CRESTVIEW — If you fish, you know that even the cheapest bait isn’t so cheap anymore.
An 8 ounce pack of frozen shrimp costs almost $4 — and that’s the cheap stuff. Fresh water baits also are rising in price.
So what’s an angler to do to offset the rising costs?
Well, you could purchase a cast net and catch your own bait. Cast nets start at 3 feet and can go up to 12 or 14 feet for mullet.
Crestview High School outdoor education instructor Ernie Martin, an old pro at throwing a cast net, offers a few tips that, with a little practice, will have a beginner throwing like a veteran in no time.
“The priority is to start out with a small net,” Martin said. “Start with a 5-foot bait net and work on it."
The bigger the net is, the more force and spin you must generate when throwing it so the bottom will open up and spread properly, he said.
Whether on a boat, dock or wading out toward bait fish, the technique for throwing a net remains the same. However, when wading, hold the net higher when you start your throw so it will stay above the water, Martin said.
The net may look intimidating in the beginning, but the movements are familiar.
"If you can throw a Frisbee (disc), I can get you to throw a cast net and open it up within five minutes of practicing with me," Martin said.
It'll be worth it.
After mastering the net-throwing technique, and learning when and where to find bait, you should be able to fill your bait bucket in one or two throws, Martin said.
That is, if you're fast enough.
“You have to remember that bait fish usually survive by getting out of the way in a hurry,” Martin said. “The last one to move is usually the first one eaten.
"Sometimes you have to be able to throw (the net) at a moving target.”
STEP-BY-STEP GUIDE TO NET CASTING
1. Gather the net in your left hand (right hand if you are left-handed). Make loops with the main line in the hand you are going to hold the net. The loops should be about 16 inches in diameter. After gathering all the main line, the net will start coming into your hand. Make one loop with the net and then make "kind of a little bowl at the top" so you have everything in your left hand, Martin said.

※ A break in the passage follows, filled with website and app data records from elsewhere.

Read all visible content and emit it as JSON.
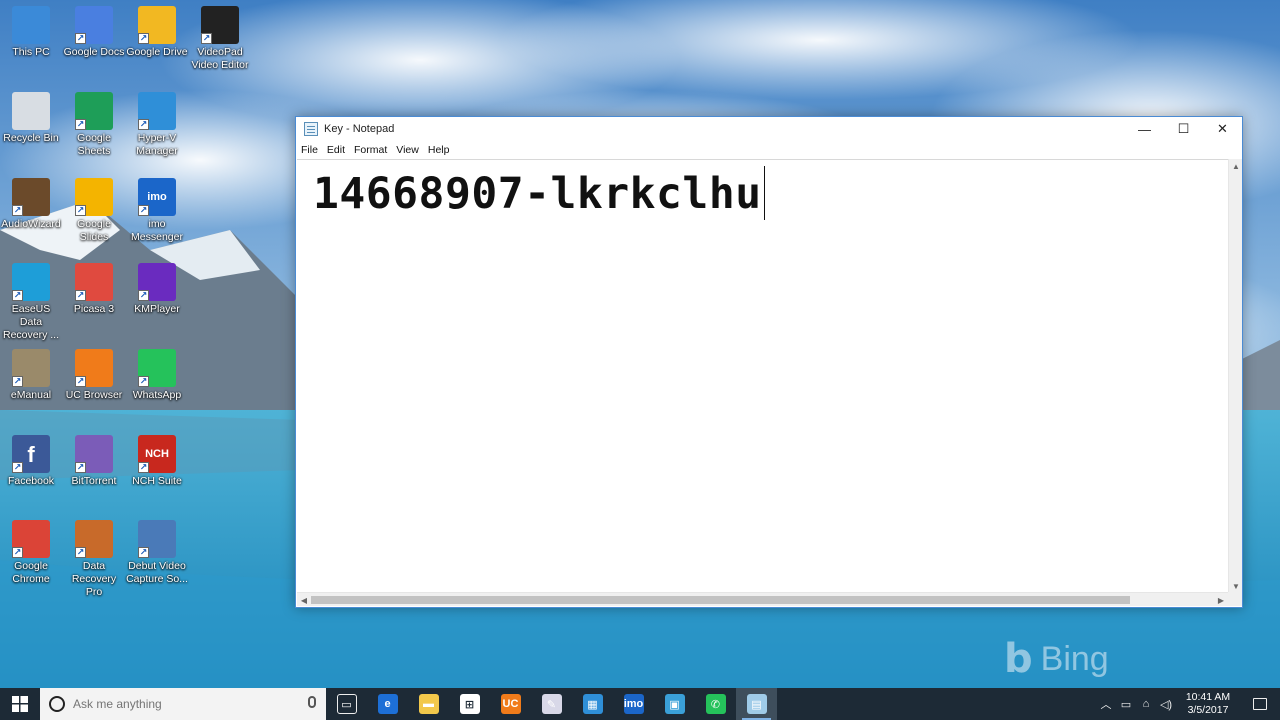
{
  "desktop": {
    "icons": [
      {
        "label": "This PC",
        "icon": "computer-icon",
        "color": "#3b8ad8"
      },
      {
        "label": "Google Docs",
        "icon": "document-icon",
        "color": "#4a7fe0"
      },
      {
        "label": "Google Drive",
        "icon": "drive-icon",
        "color": "#f2b822"
      },
      {
        "label": "VideoPad Video Editor",
        "icon": "star-icon",
        "color": "#222222"
      },
      {
        "label": "Recycle Bin",
        "icon": "recycle-bin-icon",
        "color": "#d8dde3"
      },
      {
        "label": "Google Sheets",
        "icon": "spreadsheet-icon",
        "color": "#1e9e58"
      },
      {
        "label": "Hyper-V Manager",
        "icon": "server-icon",
        "color": "#2f8fd8"
      },
      {
        "label": "AudioWizard",
        "icon": "speaker-icon",
        "color": "#6b4a2a"
      },
      {
        "label": "Google Slides",
        "icon": "slides-icon",
        "color": "#f4b400"
      },
      {
        "label": "imo Messenger",
        "icon": "chat-icon",
        "color": "#1b66c9",
        "glyph": "imo"
      },
      {
        "label": "EaseUS Data Recovery ...",
        "icon": "recovery-icon",
        "color": "#1e9ed8"
      },
      {
        "label": "Picasa 3",
        "icon": "camera-aperture-icon",
        "color": "#e04a3f"
      },
      {
        "label": "KMPlayer",
        "icon": "play-icon",
        "color": "#6a2bbf"
      },
      {
        "label": "eManual",
        "icon": "manual-icon",
        "color": "#9a8a6a"
      },
      {
        "label": "UC Browser",
        "icon": "browser-icon",
        "color": "#f07b1a"
      },
      {
        "label": "WhatsApp",
        "icon": "phone-icon",
        "color": "#25c25b"
      },
      {
        "label": "Facebook",
        "icon": "facebook-icon",
        "color": "#3b5998",
        "glyph": "f"
      },
      {
        "label": "BitTorrent",
        "icon": "torrent-icon",
        "color": "#7b5cb8"
      },
      {
        "label": "NCH Suite",
        "icon": "suite-icon",
        "color": "#c8281e",
        "glyph": "NCH"
      },
      {
        "label": "Google Chrome",
        "icon": "chrome-icon",
        "color": "#db4437"
      },
      {
        "label": "Data Recovery Pro",
        "icon": "data-recovery-icon",
        "color": "#c86a2a"
      },
      {
        "label": "Debut Video Capture So...",
        "icon": "film-icon",
        "color": "#4a7ab8"
      }
    ]
  },
  "notepad": {
    "title": "Key - Notepad",
    "menu": [
      "File",
      "Edit",
      "Format",
      "View",
      "Help"
    ],
    "content": "14668907-lkrkclhu",
    "controls": {
      "minimize": "—",
      "maximize": "☐",
      "close": "✕"
    }
  },
  "watermark": {
    "text": "Bing"
  },
  "taskbar": {
    "search_placeholder": "Ask me anything",
    "apps": [
      {
        "name": "task-view",
        "icon": "task-view-icon",
        "color": "#1d2a36",
        "glyph": "▭"
      },
      {
        "name": "edge",
        "icon": "edge-icon",
        "color": "#1d6fd6",
        "glyph": "e"
      },
      {
        "name": "file-explorer",
        "icon": "folder-icon",
        "color": "#f2c84b",
        "glyph": "▬"
      },
      {
        "name": "store",
        "icon": "store-icon",
        "color": "#ffffff",
        "glyph": "⊞"
      },
      {
        "name": "uc-browser",
        "icon": "browser-icon",
        "color": "#f07b1a",
        "glyph": "UC"
      },
      {
        "name": "paint",
        "icon": "paint-icon",
        "color": "#d8d8e8",
        "glyph": "✎"
      },
      {
        "name": "hyper-v",
        "icon": "server-icon",
        "color": "#2f8fd8",
        "glyph": "▦"
      },
      {
        "name": "imo",
        "icon": "chat-icon",
        "color": "#1b66c9",
        "glyph": "imo"
      },
      {
        "name": "network-app",
        "icon": "monitor-icon",
        "color": "#3aa0d8",
        "glyph": "▣"
      },
      {
        "name": "whatsapp",
        "icon": "phone-icon",
        "color": "#25c25b",
        "glyph": "✆"
      },
      {
        "name": "notepad",
        "icon": "notepad-icon",
        "color": "#9fcbe8",
        "glyph": "▤"
      }
    ],
    "clock": {
      "time": "10:41 AM",
      "date": "3/5/2017"
    }
  }
}
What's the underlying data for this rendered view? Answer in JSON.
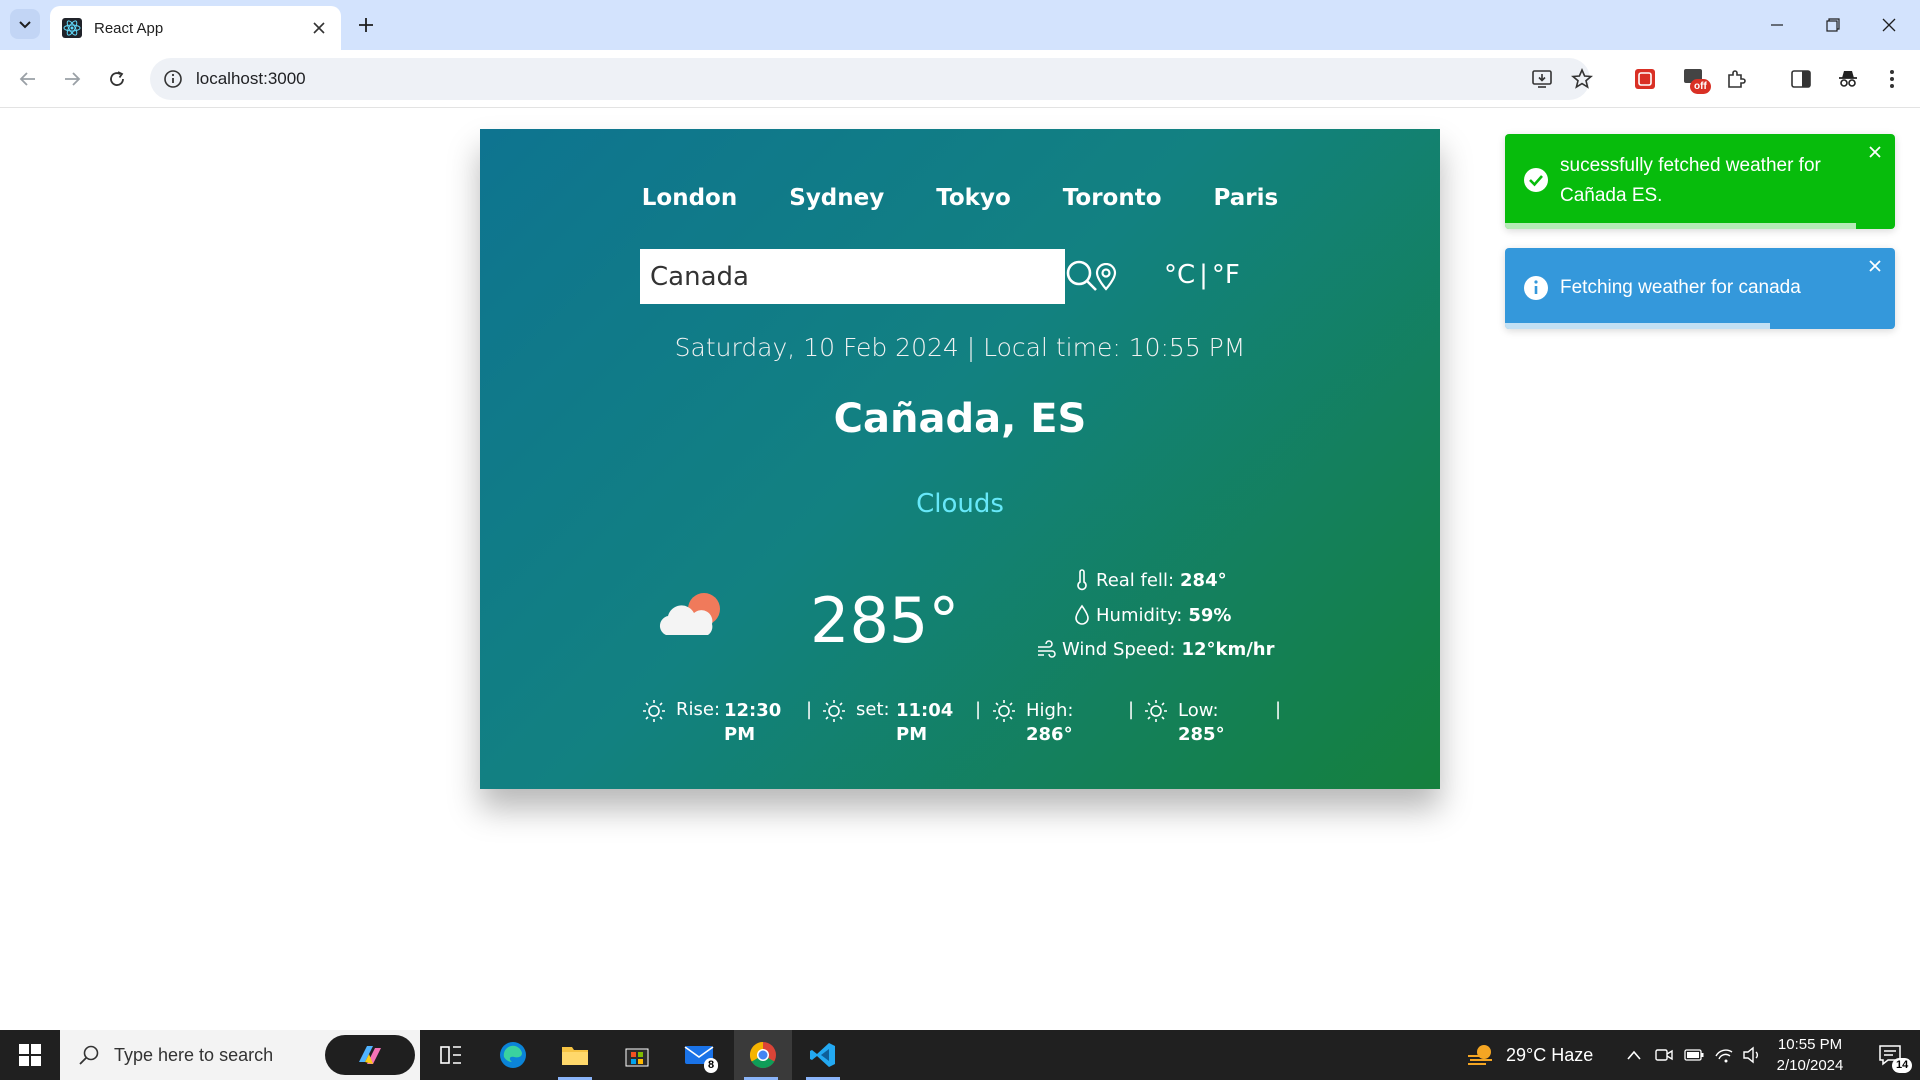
{
  "browser": {
    "tab_title": "React App",
    "url": "localhost:3000",
    "ext_badge": "off"
  },
  "app": {
    "cities": [
      "London",
      "Sydney",
      "Tokyo",
      "Toronto",
      "Paris"
    ],
    "search": {
      "value": "Canada"
    },
    "units": {
      "celsius": "°C",
      "separator": "|",
      "fahrenheit": "°F"
    },
    "datetime": "Saturday, 10 Feb 2024 | Local time: 10:55 PM",
    "location": "Cañada, ES",
    "condition": "Clouds",
    "temperature": "285°",
    "details": {
      "real_feel_label": "Real fell:",
      "real_feel_value": "284°",
      "humidity_label": "Humidity:",
      "humidity_value": "59%",
      "wind_label": "Wind Speed:",
      "wind_value": "12°km/hr"
    },
    "bottom": {
      "rise_label": "Rise:",
      "rise_value": "12:30 PM",
      "set_label": "set:",
      "set_value": "11:04 PM",
      "high_label": "High:",
      "high_value": "286°",
      "low_label": "Low:",
      "low_value": "285°",
      "separator": "|"
    },
    "colors": {
      "condition": "#67e8f9",
      "card_start": "#0e7490",
      "card_end": "#15803d"
    }
  },
  "toasts": [
    {
      "type": "success",
      "message": "sucessfully fetched weather for Cañada ES.",
      "color": "#07bc0c",
      "progress": 0.9
    },
    {
      "type": "info",
      "message": "Fetching weather for canada",
      "color": "#3498db",
      "progress": 0.8
    }
  ],
  "taskbar": {
    "search_placeholder": "Type here to search",
    "mail_badge": "8",
    "weather": "29°C Haze",
    "time": "10:55 PM",
    "date": "2/10/2024",
    "notification_count": "14"
  }
}
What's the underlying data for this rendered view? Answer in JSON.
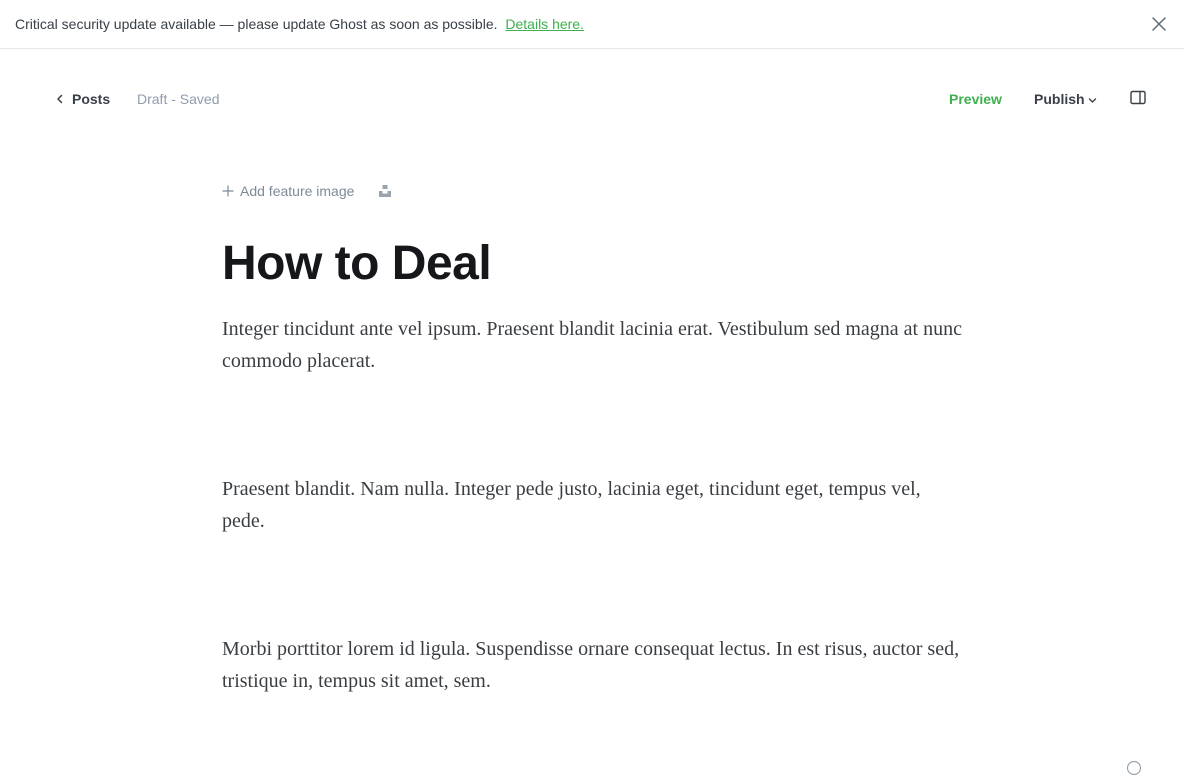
{
  "banner": {
    "message": "Critical security update available — please update Ghost as soon as possible.",
    "link_text": "Details here.",
    "close_icon": "close-icon"
  },
  "topbar": {
    "back_label": "Posts",
    "back_icon": "chevron-left-icon",
    "status": "Draft - Saved",
    "preview_label": "Preview",
    "publish_label": "Publish",
    "publish_icon": "chevron-down-icon",
    "sidebar_icon": "sidebar-toggle-icon"
  },
  "editor": {
    "add_feature_image": "Add feature image",
    "unsplash_icon": "unsplash-icon",
    "title": "How to Deal",
    "paragraphs": [
      "Integer tincidunt ante vel ipsum. Praesent blandit lacinia erat. Vestibulum sed magna at nunc commodo placerat.",
      "Praesent blandit. Nam nulla. Integer pede justo, lacinia eget, tincidunt eget, tempus vel, pede.",
      "Morbi porttitor lorem id ligula. Suspendisse ornare consequat lectus. In est risus, auctor sed, tristique in, tempus sit amet, sem."
    ]
  },
  "colors": {
    "accent": "#3eb04f",
    "text_dark": "#15171a",
    "text_muted": "#8e9cac",
    "border": "#e6e9eb"
  }
}
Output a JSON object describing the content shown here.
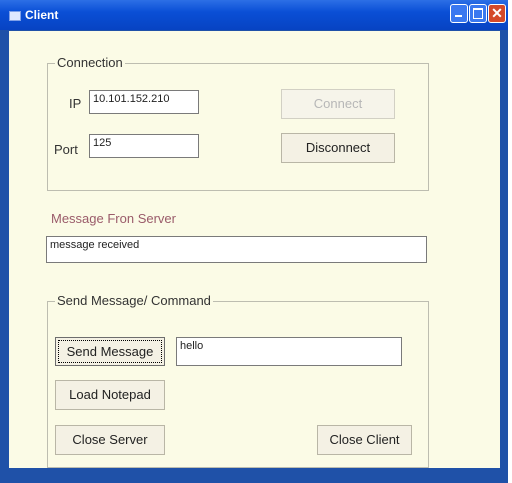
{
  "window": {
    "title": "Client"
  },
  "connection": {
    "group_label": "Connection",
    "ip_label": "IP",
    "ip_value": "10.101.152.210",
    "port_label": "Port",
    "port_value": "125",
    "connect_label": "Connect",
    "disconnect_label": "Disconnect"
  },
  "server_message": {
    "heading": "Message Fron Server",
    "value": "message received"
  },
  "send": {
    "group_label": "Send Message/ Command",
    "send_label": "Send Message",
    "message_value": "hello",
    "notepad_label": "Load Notepad",
    "close_server_label": "Close Server",
    "close_client_label": "Close Client"
  },
  "icons": {
    "app": "window-app-icon",
    "minimize": "minimize-icon",
    "maximize": "maximize-icon",
    "close": "close-icon"
  },
  "colors": {
    "titlebar": "#0a4fd6",
    "client_bg": "#fbfbe6",
    "heading_text": "#9a5b6a",
    "close_button": "#d44a2a"
  }
}
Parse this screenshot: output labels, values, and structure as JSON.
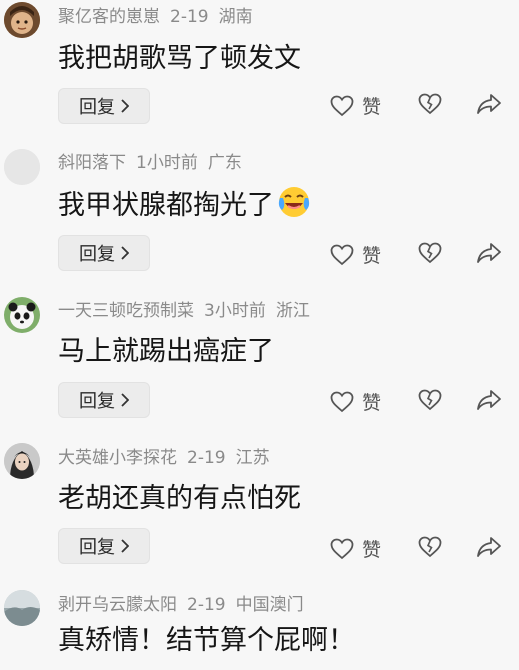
{
  "comments": [
    {
      "username": "聚亿客的崽崽",
      "date": "2-19",
      "location": "湖南",
      "text": "我把胡歌骂了顿发文",
      "reply_label": "回复",
      "like_label": "赞",
      "avatar": "cartoon-face-avatar"
    },
    {
      "username": "斜阳落下",
      "date": "1小时前",
      "location": "广东",
      "text": "我甲状腺都掏光了",
      "emoji": "laughing-crying-emoji",
      "reply_label": "回复",
      "like_label": "赞",
      "avatar": "blank-avatar"
    },
    {
      "username": "一天三顿吃预制菜",
      "date": "3小时前",
      "location": "浙江",
      "text": "马上就踢出癌症了",
      "reply_label": "回复",
      "like_label": "赞",
      "avatar": "panda-avatar"
    },
    {
      "username": "大英雄小李探花",
      "date": "2-19",
      "location": "江苏",
      "text": "老胡还真的有点怕死",
      "reply_label": "回复",
      "like_label": "赞",
      "avatar": "person-avatar"
    },
    {
      "username": "剥开乌云朦太阳",
      "date": "2-19",
      "location": "中国澳门",
      "text": "真矫情！结节算个屁啊！",
      "avatar": "landscape-avatar"
    }
  ],
  "colors": {
    "background": "#f7f7f7",
    "meta_text": "#8a8a8a",
    "body_text": "#161616",
    "reply_bg": "#ececec",
    "icon": "#555555"
  }
}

2. Open the back of the net by throwing it over your left shoulder or holding between your teeth. "I will take the lead line that is closest to my body and put the lead line between my teeth," Martin says. "I’m just basically holding the back of the net open with a very little bit of pressure with my teeth."
3. Make three or four throws over you right arm to even out the net. (Use left shoulder if you are left-handed). This opens the back half of the net.
4. Slide your right hand inside the net and gather it up. Then bring your right and left hands less than 6 inches apart. Youshould be able to look down around your waist and see the back half of the cast net open.
5. With a twist of the hips and a snap of the wrist, throw the net. Build centrifugal force, as if you were throwing a Frisbee disc; the net will feed out of your left hand and it should open.
Want to learn more about throwing a bait net? Call Ernie Martin, 758-6473.
Randy Dickson is the Crestview News Bulletin’s sports editor. Email him at firstname.lastname@example.org, tweet him @BigRandle, or call 682-6524.